National Gallery, Berlin

National Gallery Berlin
Located in Berlin, the New National Gallery houses international art created during the 20th century. Visitors step through the doorways into the beautiful museum which is, itself, a prime example of modern architecture, created by Mies van der Rohe. Here, visitors can enjoy a wide variety of modern art and frequent visitors can explore the museum's special exhibitions. The museum is open Tuesday through Sunday from 10am to 6pm.

History

The National Gallery was originally built much earlier than 1968. In 1919, the gallery opened and began collecting and showing art. However, during World War II, the Nazis began a "clean up" process, where they removed, confiscated or destroyed all degenerate art. Over 400 works of art were lost. During the war, the museum became separate and the eastern and western portions of the museum, separated by the Berlin Wall, went in separate directions. After the Wall fell, the western portion of the National Gallery was again available to the public at large.

Meanwhile, the National Gallery is still expanding, finding ways to make room to display a wide variety of artwork representative of the 20th century.

Permanent Displays

There are some works of art o­n permanent display at the National Museum. These include works by several of the most famous painters and sculpture artists of the 20th century. Visitors may want to see artists who's work embodies several styles popular throughout the century, including work by:

*Otto Dix
*Salvador Dalí
*Gerhard Richter
*Wolfgang Mattheuer
*Paul Klee
*Max Ernst
*Pablo Picasso
*Bernhard Heisig
*George Grosz
*George Rickey
*Lyonel Feininger
*Ernst Ludwig Kirchner
*Alexander Calder
*Emil Nolde
*Giorgio De Chirico

Exhibitions

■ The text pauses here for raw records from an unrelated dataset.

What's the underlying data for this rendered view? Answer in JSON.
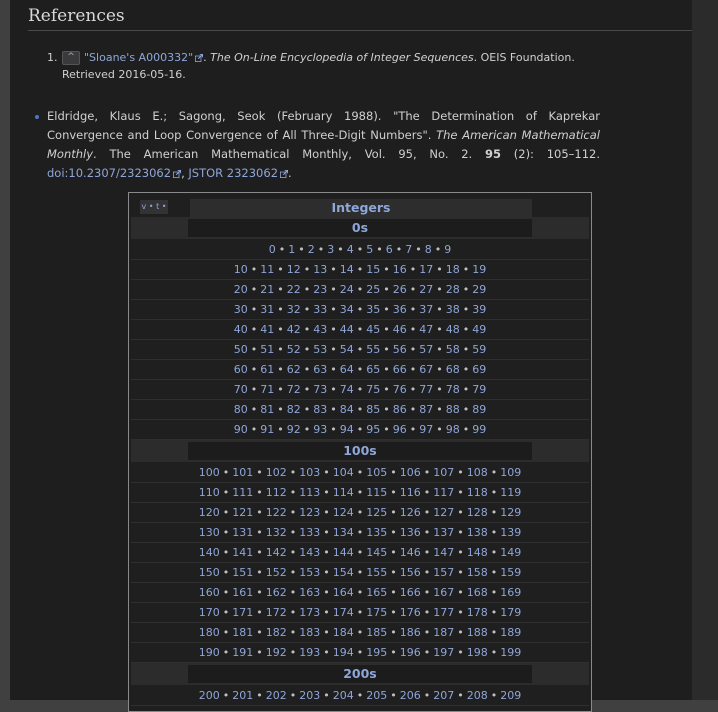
{
  "heading": "References",
  "ref1": {
    "num": "1.",
    "caret": "^",
    "link_text": "\"Sloane's A000332\"",
    "after_link": ". ",
    "italic": "The On-Line Encyclopedia of Integer Sequences",
    "after_italic": ". OEIS Foundation.",
    "line2": "Retrieved 2016-05-16."
  },
  "ref2": {
    "line1": "Eldridge, Klaus E.; Sagong, Seok (February 1988). \"The Determination of Kaprekar",
    "line2_plain": "Convergence and Loop Convergence of All Three-Digit Numbers\". ",
    "line2_italic": "The American Mathematical",
    "line3_italic": "Monthly",
    "line3_plain": ". The American Mathematical Monthly, Vol. 95, No. 2. ",
    "line3_bold": "95",
    "line3_tail": " (2): 105–112.",
    "doi_label": "doi",
    "doi_value": ":10.2307/2323062",
    "jstor": "JSTOR 2323062",
    "end": "."
  },
  "navbox": {
    "vte": "v • t • e",
    "title": "Integers",
    "groups": [
      {
        "label": "0s",
        "rows": [
          [
            "0",
            "1",
            "2",
            "3",
            "4",
            "5",
            "6",
            "7",
            "8",
            "9"
          ],
          [
            "10",
            "11",
            "12",
            "13",
            "14",
            "15",
            "16",
            "17",
            "18",
            "19"
          ],
          [
            "20",
            "21",
            "22",
            "23",
            "24",
            "25",
            "26",
            "27",
            "28",
            "29"
          ],
          [
            "30",
            "31",
            "32",
            "33",
            "34",
            "35",
            "36",
            "37",
            "38",
            "39"
          ],
          [
            "40",
            "41",
            "42",
            "43",
            "44",
            "45",
            "46",
            "47",
            "48",
            "49"
          ],
          [
            "50",
            "51",
            "52",
            "53",
            "54",
            "55",
            "56",
            "57",
            "58",
            "59"
          ],
          [
            "60",
            "61",
            "62",
            "63",
            "64",
            "65",
            "66",
            "67",
            "68",
            "69"
          ],
          [
            "70",
            "71",
            "72",
            "73",
            "74",
            "75",
            "76",
            "77",
            "78",
            "79"
          ],
          [
            "80",
            "81",
            "82",
            "83",
            "84",
            "85",
            "86",
            "87",
            "88",
            "89"
          ],
          [
            "90",
            "91",
            "92",
            "93",
            "94",
            "95",
            "96",
            "97",
            "98",
            "99"
          ]
        ]
      },
      {
        "label": "100s",
        "rows": [
          [
            "100",
            "101",
            "102",
            "103",
            "104",
            "105",
            "106",
            "107",
            "108",
            "109"
          ],
          [
            "110",
            "111",
            "112",
            "113",
            "114",
            "115",
            "116",
            "117",
            "118",
            "119"
          ],
          [
            "120",
            "121",
            "122",
            "123",
            "124",
            "125",
            "126",
            "127",
            "128",
            "129"
          ],
          [
            "130",
            "131",
            "132",
            "133",
            "134",
            "135",
            "136",
            "137",
            "138",
            "139"
          ],
          [
            "140",
            "141",
            "142",
            "143",
            "144",
            "145",
            "146",
            "147",
            "148",
            "149"
          ],
          [
            "150",
            "151",
            "152",
            "153",
            "154",
            "155",
            "156",
            "157",
            "158",
            "159"
          ],
          [
            "160",
            "161",
            "162",
            "163",
            "164",
            "165",
            "166",
            "167",
            "168",
            "169"
          ],
          [
            "170",
            "171",
            "172",
            "173",
            "174",
            "175",
            "176",
            "177",
            "178",
            "179"
          ],
          [
            "180",
            "181",
            "182",
            "183",
            "184",
            "185",
            "186",
            "187",
            "188",
            "189"
          ],
          [
            "190",
            "191",
            "192",
            "193",
            "194",
            "195",
            "196",
            "197",
            "198",
            "199"
          ]
        ]
      },
      {
        "label": "200s",
        "rows": [
          [
            "200",
            "201",
            "202",
            "203",
            "204",
            "205",
            "206",
            "207",
            "208",
            "209"
          ]
        ]
      }
    ],
    "separator": "•"
  },
  "colors": {
    "link": "#8fa6d8",
    "page_bg": "#1e1e1e",
    "outer_bg": "#404040"
  }
}
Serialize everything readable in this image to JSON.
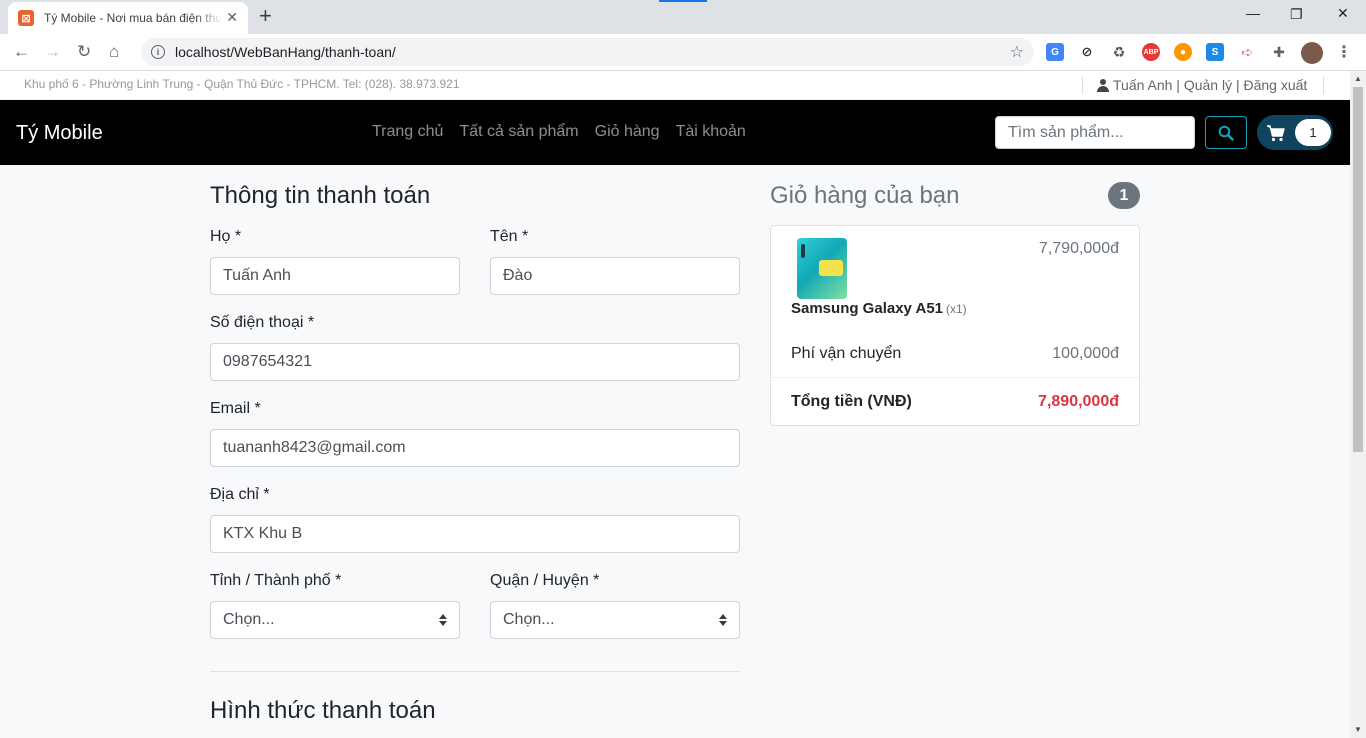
{
  "browser": {
    "tab_title": "Tý Mobile - Nơi mua bán điện thoại",
    "url": "localhost/WebBanHang/thanh-toan/",
    "new_tab": "+",
    "close": "✕"
  },
  "topbar": {
    "address": "Khu phố 6 - Phường Linh Trung - Quận Thủ Đức - TPHCM. Tel: (028). 38.973.921",
    "user_links": "Tuấn Anh | Quản lý | Đăng xuất"
  },
  "navbar": {
    "brand": "Tý Mobile",
    "menu": [
      "Trang chủ",
      "Tất cả sản phẩm",
      "Giỏ hàng",
      "Tài khoản"
    ],
    "search_placeholder": "Tìm sản phẩm...",
    "cart_count": "1"
  },
  "checkout": {
    "title": "Thông tin thanh toán",
    "last_name_label": "Họ *",
    "last_name_value": "Tuấn Anh",
    "first_name_label": "Tên *",
    "first_name_value": "Đào",
    "phone_label": "Số điện thoại *",
    "phone_value": "0987654321",
    "email_label": "Email *",
    "email_value": "tuananh8423@gmail.com",
    "address_label": "Địa chỉ *",
    "address_value": "KTX Khu B",
    "province_label": "Tỉnh / Thành phố *",
    "province_value": "Chọn...",
    "district_label": "Quận / Huyện *",
    "district_value": "Chọn...",
    "payment_title": "Hình thức thanh toán"
  },
  "cart": {
    "title": "Giỏ hàng của bạn",
    "badge": "1",
    "item_name": "Samsung Galaxy A51",
    "item_qty": "(x1)",
    "item_price": "7,790,000đ",
    "shipping_label": "Phí vận chuyển",
    "shipping_value": "100,000đ",
    "total_label": "Tổng tiền (VNĐ)",
    "total_value": "7,890,000đ"
  },
  "colors": {
    "navbar_bg": "#000000",
    "cart_pill": "#10435e",
    "search_btn": "#17a2b8",
    "total_red": "#dc3545"
  }
}
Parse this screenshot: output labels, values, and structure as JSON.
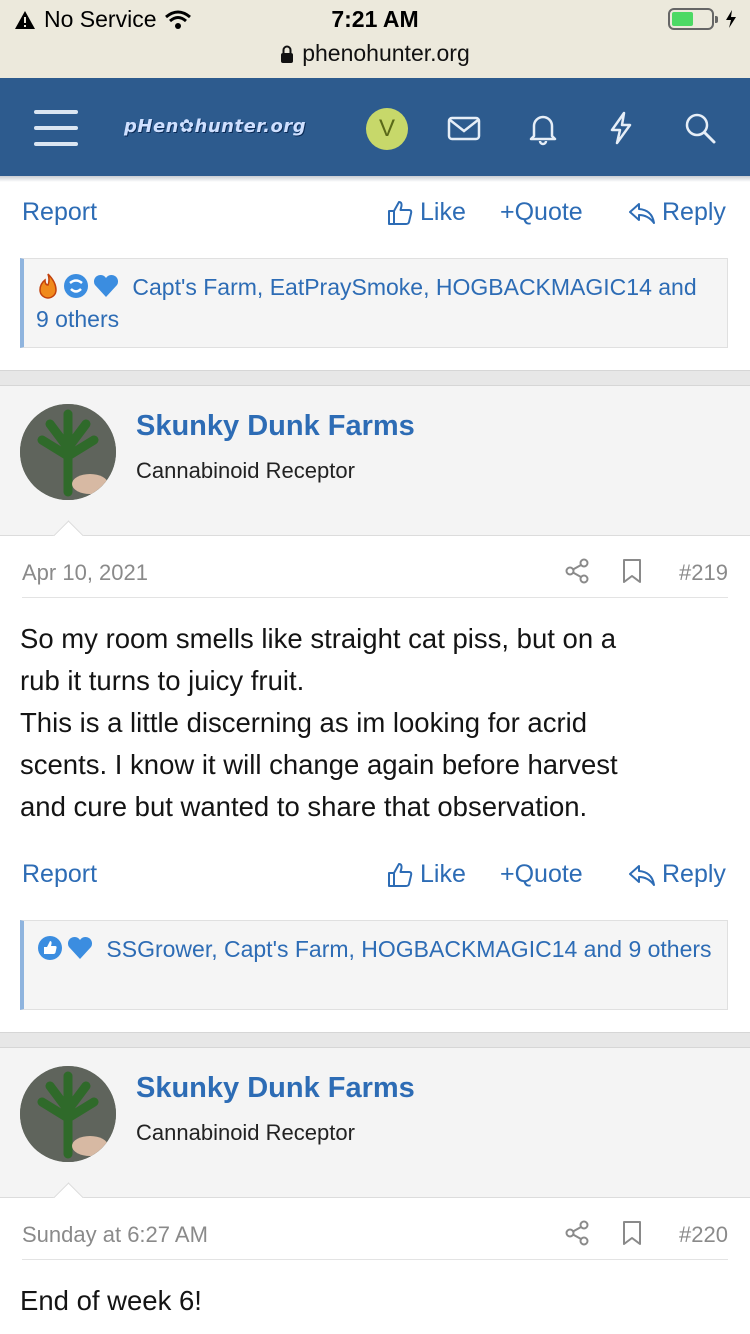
{
  "status_bar": {
    "carrier": "No Service",
    "time": "7:21 AM",
    "url": "phenohunter.org"
  },
  "header": {
    "logo": "pHen✿hunter.org",
    "avatar_letter": "V"
  },
  "actions": {
    "report": "Report",
    "like": "Like",
    "quote": "+Quote",
    "reply": "Reply"
  },
  "posts": [
    {
      "reactions_text": "Capt's Farm, EatPraySmoke, HOGBACKMAGIC14 and 9 others"
    },
    {
      "author": "Skunky Dunk Farms",
      "user_title": "Cannabinoid Receptor",
      "date": "Apr 10, 2021",
      "number": "#219",
      "body": [
        "So my room smells like straight cat piss, but on a",
        "rub it turns to juicy fruit.",
        "This is a little discerning as im looking for acrid",
        "scents. I know it will change again before harvest",
        "and cure but wanted to share that observation."
      ],
      "reactions_text": "SSGrower, Capt's Farm, HOGBACKMAGIC14 and 9 others"
    },
    {
      "author": "Skunky Dunk Farms",
      "user_title": "Cannabinoid Receptor",
      "date": "Sunday at 6:27 AM",
      "number": "#220",
      "body": [
        "End of week 6!"
      ]
    }
  ],
  "colors": {
    "header_bg": "#2d5b8e",
    "link": "#2d6cb5",
    "avatar_bg": "#c7d86a"
  },
  "icons": [
    "warning-icon",
    "wifi-icon",
    "battery-icon",
    "lock-icon",
    "menu-icon",
    "mail-icon",
    "bell-icon",
    "bolt-icon",
    "search-icon",
    "like-icon",
    "reply-icon",
    "share-icon",
    "bookmark-icon",
    "fire-reaction-icon",
    "thumbs-up-reaction-icon",
    "heart-reaction-icon"
  ]
}
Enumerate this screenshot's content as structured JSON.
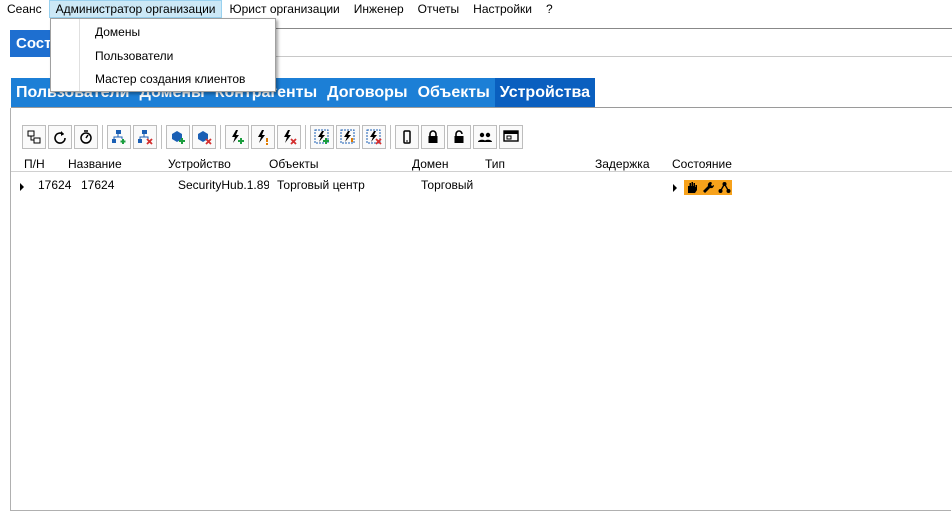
{
  "menubar": {
    "items": [
      "Сеанс",
      "Администратор организации",
      "Юрист организации",
      "Инженер",
      "Отчеты",
      "Настройки",
      "?"
    ]
  },
  "dropdown": {
    "items": [
      "Домены",
      "Пользователи",
      "Мастер создания клиентов"
    ]
  },
  "title_fragment": "Сост",
  "tabs": {
    "items": [
      "Пользователи",
      "Домены",
      "Контрагенты",
      "Договоры",
      "Объекты",
      "Устройства"
    ],
    "active": "Устройства"
  },
  "toolbar": {
    "icons": [
      "network-device-icon",
      "refresh-icon",
      "timer-refresh-icon",
      "add-network-icon",
      "remove-network-icon",
      "add-db-icon",
      "remove-db-icon",
      "add-power-icon",
      "power-warning-icon",
      "remove-power-icon",
      "add-power-group-icon",
      "power-group-warning-icon",
      "remove-power-group-icon",
      "mobile-device-icon",
      "lock-icon",
      "unlock-icon",
      "users-icon",
      "screen-settings-icon"
    ]
  },
  "table": {
    "columns": [
      "П/Н",
      "Название",
      "Устройство",
      "Объекты",
      "Домен",
      "Тип",
      "Задержка",
      "Состояние"
    ],
    "rows": [
      {
        "pn": "17624",
        "name": "17624",
        "device": "SecurityHub.1.89",
        "objects": "Торговый центр",
        "domain": "Торговый",
        "type": "",
        "delay": "",
        "status_icons": [
          "hand-icon",
          "wrench-icon",
          "network-icon"
        ]
      }
    ]
  },
  "colors": {
    "tab_bg": "#1c7fd6",
    "tab_active_bg": "#0a5fbf",
    "status_bg": "#f7a21b",
    "menu_highlight": "#cce8f6"
  }
}
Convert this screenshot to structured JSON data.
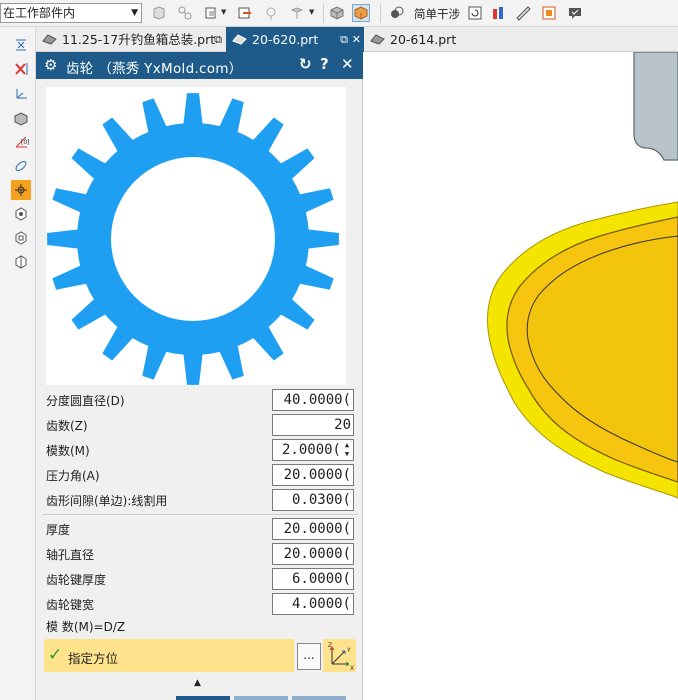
{
  "toolbar": {
    "filter_value": "在工作部件内",
    "simple_interference_label": "简单干涉"
  },
  "tabs": [
    {
      "label": "11.25-17升钓鱼箱总装.prt"
    },
    {
      "label": "20-620.prt"
    },
    {
      "label": "20-614.prt"
    }
  ],
  "dialog": {
    "title": "齿轮 （燕秀 YxMold.com）",
    "fields": [
      {
        "label": "分度圆直径(D)",
        "value": "40.0000("
      },
      {
        "label": "齿数(Z)",
        "value": "20"
      },
      {
        "label": "模数(M)",
        "value": "2.0000("
      },
      {
        "label": "压力角(A)",
        "value": "20.0000("
      },
      {
        "label": "齿形间隙(单边):线割用",
        "value": "0.0300("
      },
      {
        "label": "厚度",
        "value": "20.0000("
      },
      {
        "label": "轴孔直径",
        "value": "20.0000("
      },
      {
        "label": "齿轮键厚度",
        "value": "6.0000("
      },
      {
        "label": "齿轮键宽",
        "value": "4.0000("
      }
    ],
    "formula": "模 数(M)=D/Z",
    "specify_orientation": "指定方位",
    "dots_label": "..."
  },
  "colors": {
    "accent": "#1e5b8a",
    "gear": "#1e9ff2",
    "highlight": "#ffe28c",
    "part_yellow": "#f5e400"
  }
}
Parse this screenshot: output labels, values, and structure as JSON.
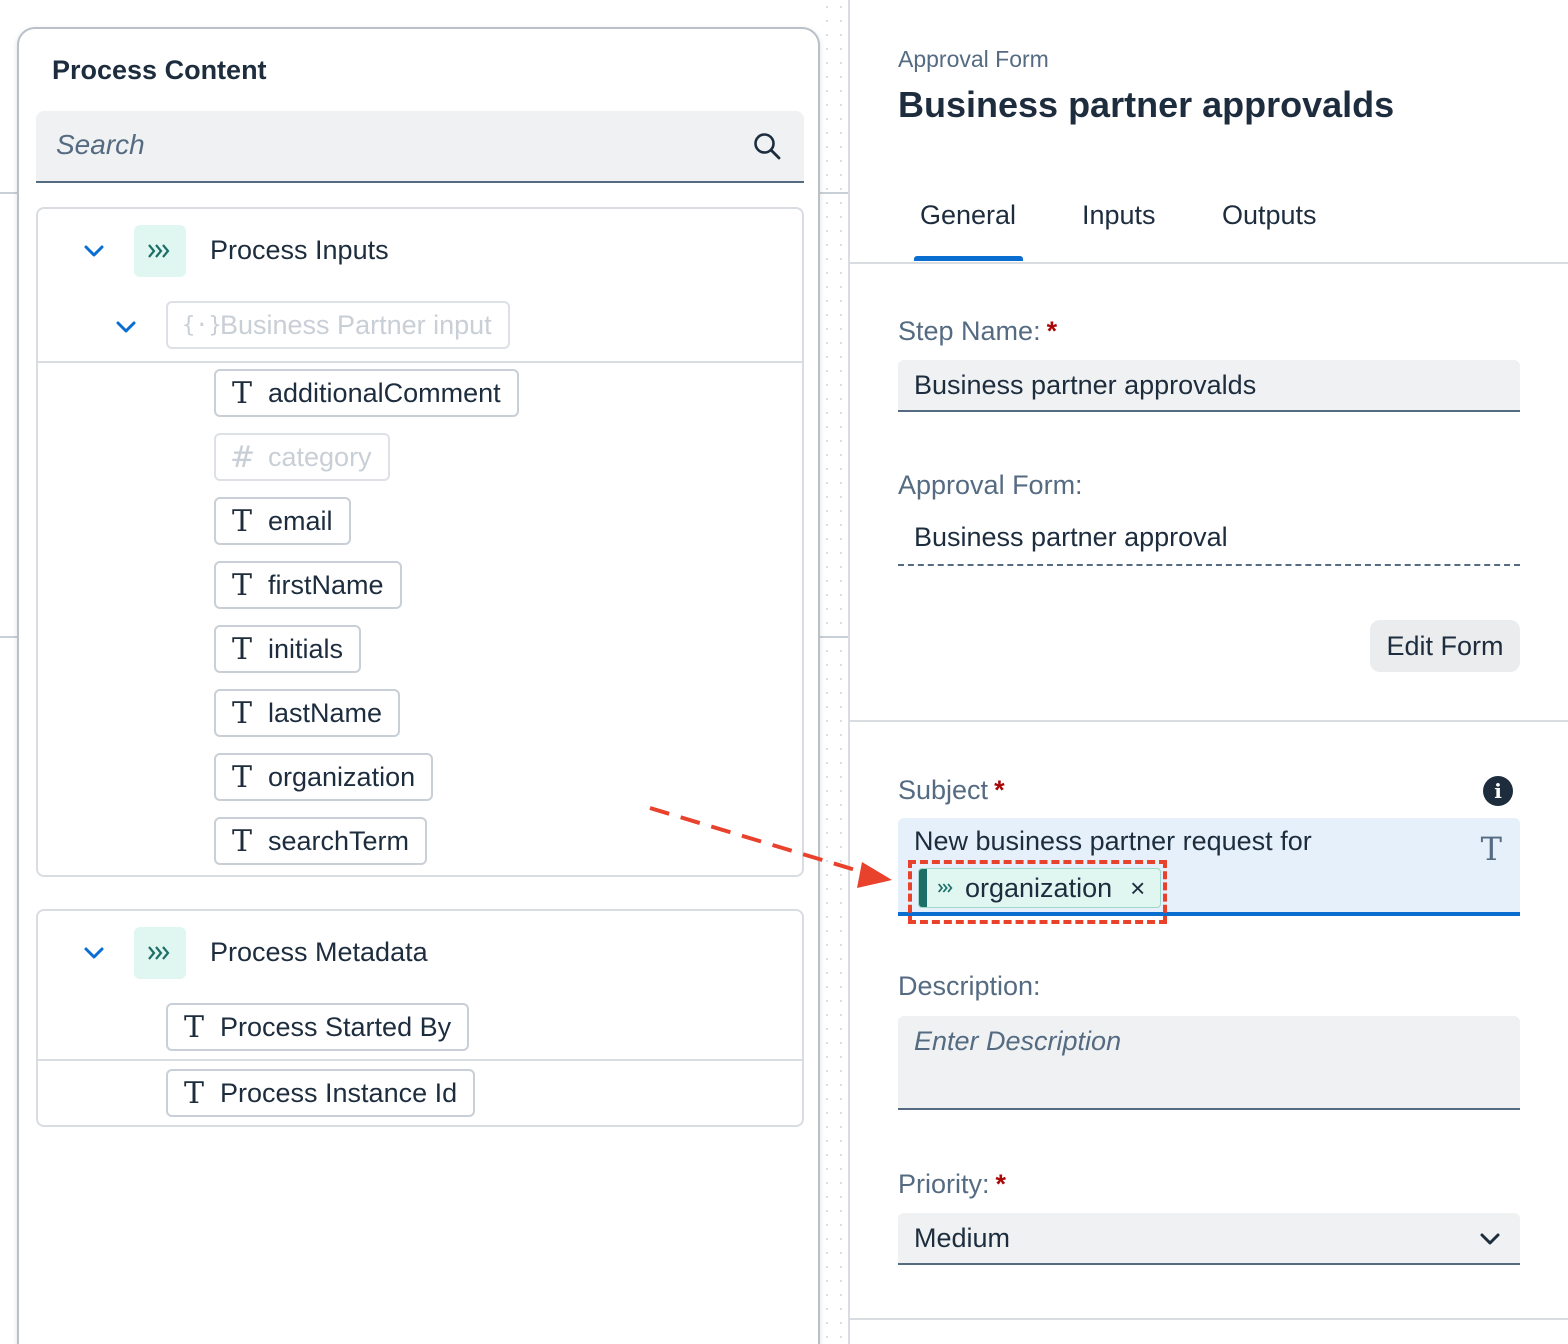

At the New National Gallery in Berlin, exhibitions are constantly changing. Some exhibitions include:

*"Intolerance" by Willem de Rooij
*Art from 1900-1945
*Rudolf Stingel